» Brief
The response must reproduce every record below without alteration.

********

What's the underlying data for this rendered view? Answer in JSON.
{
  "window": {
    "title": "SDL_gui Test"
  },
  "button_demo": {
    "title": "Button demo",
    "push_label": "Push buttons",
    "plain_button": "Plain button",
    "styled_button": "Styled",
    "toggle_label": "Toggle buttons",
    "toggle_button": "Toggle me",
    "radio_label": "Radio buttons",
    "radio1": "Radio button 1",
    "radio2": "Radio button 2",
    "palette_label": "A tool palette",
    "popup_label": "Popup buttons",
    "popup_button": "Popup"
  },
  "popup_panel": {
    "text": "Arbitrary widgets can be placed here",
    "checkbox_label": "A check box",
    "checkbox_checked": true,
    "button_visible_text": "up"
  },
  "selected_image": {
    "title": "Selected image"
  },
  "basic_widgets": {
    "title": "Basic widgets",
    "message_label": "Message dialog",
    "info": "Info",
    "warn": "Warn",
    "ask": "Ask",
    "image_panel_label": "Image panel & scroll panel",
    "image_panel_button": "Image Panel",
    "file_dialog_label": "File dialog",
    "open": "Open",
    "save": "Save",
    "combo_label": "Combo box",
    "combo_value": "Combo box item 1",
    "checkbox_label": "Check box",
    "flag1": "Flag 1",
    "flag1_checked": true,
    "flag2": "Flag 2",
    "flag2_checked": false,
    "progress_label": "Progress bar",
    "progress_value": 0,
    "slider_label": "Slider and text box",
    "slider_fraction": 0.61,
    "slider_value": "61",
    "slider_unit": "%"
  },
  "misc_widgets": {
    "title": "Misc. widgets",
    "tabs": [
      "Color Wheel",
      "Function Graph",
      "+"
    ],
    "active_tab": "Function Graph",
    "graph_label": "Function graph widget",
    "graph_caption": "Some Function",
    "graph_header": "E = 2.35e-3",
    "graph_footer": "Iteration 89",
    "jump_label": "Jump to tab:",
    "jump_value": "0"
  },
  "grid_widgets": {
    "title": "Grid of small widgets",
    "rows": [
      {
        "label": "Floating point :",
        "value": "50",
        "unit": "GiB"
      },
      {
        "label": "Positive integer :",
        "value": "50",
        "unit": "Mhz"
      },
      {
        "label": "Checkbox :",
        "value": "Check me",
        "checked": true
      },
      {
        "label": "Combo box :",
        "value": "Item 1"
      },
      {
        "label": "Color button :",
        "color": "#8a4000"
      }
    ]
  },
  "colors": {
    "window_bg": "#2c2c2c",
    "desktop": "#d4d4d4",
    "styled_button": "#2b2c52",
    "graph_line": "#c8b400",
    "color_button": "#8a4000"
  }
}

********

» Task answer
What's the underlying data for this rendered view? Answer in JSON.
{
  "window": {
    "title": "SDL_gui Test"
  },
  "button_demo": {
    "title": "Button demo",
    "push_label": "Push buttons",
    "plain_button": "Plain button",
    "styled_button": "Styled",
    "toggle_label": "Toggle buttons",
    "toggle_button": "Toggle me",
    "radio_label": "Radio buttons",
    "radio1": "Radio button 1",
    "radio2": "Radio button 2",
    "palette_label": "A tool palette",
    "popup_label": "Popup buttons",
    "popup_button": "Popup"
  },
  "popup_panel": {
    "text": "Arbitrary widgets can be placed here",
    "checkbox_label": "A check box",
    "checkbox_checked": true,
    "button_visible_text": "up"
  },
  "selected_image": {
    "title": "Selected image"
  },
  "basic_widgets": {
    "title": "Basic widgets",
    "message_label": "Message dialog",
    "info": "Info",
    "warn": "Warn",
    "ask": "Ask",
    "image_panel_label": "Image panel & scroll panel",
    "image_panel_button": "Image Panel",
    "file_dialog_label": "File dialog",
    "open": "Open",
    "save": "Save",
    "combo_label": "Combo box",
    "combo_value": "Combo box item 1",
    "checkbox_label": "Check box",
    "flag1": "Flag 1",
    "flag1_checked": true,
    "flag2": "Flag 2",
    "flag2_checked": false,
    "progress_label": "Progress bar",
    "progress_value": 0,
    "slider_label": "Slider and text box",
    "slider_fraction": 0.61,
    "slider_value": "61",
    "slider_unit": "%"
  },
  "misc_widgets": {
    "title": "Misc. widgets",
    "tabs": [
      "Color Wheel",
      "Function Graph",
      "+"
    ],
    "active_tab": "Function Graph",
    "graph_label": "Function graph widget",
    "graph_caption": "Some Function",
    "graph_header": "E = 2.35e-3",
    "graph_footer": "Iteration 89",
    "jump_label": "Jump to tab:",
    "jump_value": "0"
  },
  "grid_widgets": {
    "title": "Grid of small widgets",
    "rows": [
      {
        "label": "Floating point :",
        "value": "50",
        "unit": "GiB"
      },
      {
        "label": "Positive integer :",
        "value": "50",
        "unit": "Mhz"
      },
      {
        "label": "Checkbox :",
        "value": "Check me",
        "checked": true
      },
      {
        "label": "Combo box :",
        "value": "Item 1"
      },
      {
        "label": "Color button :",
        "color": "#8a4000"
      }
    ]
  },
  "colors": {
    "window_bg": "#2c2c2c",
    "desktop": "#d4d4d4",
    "styled_button": "#2b2c52",
    "graph_line": "#c8b400",
    "color_button": "#8a4000"
  }
}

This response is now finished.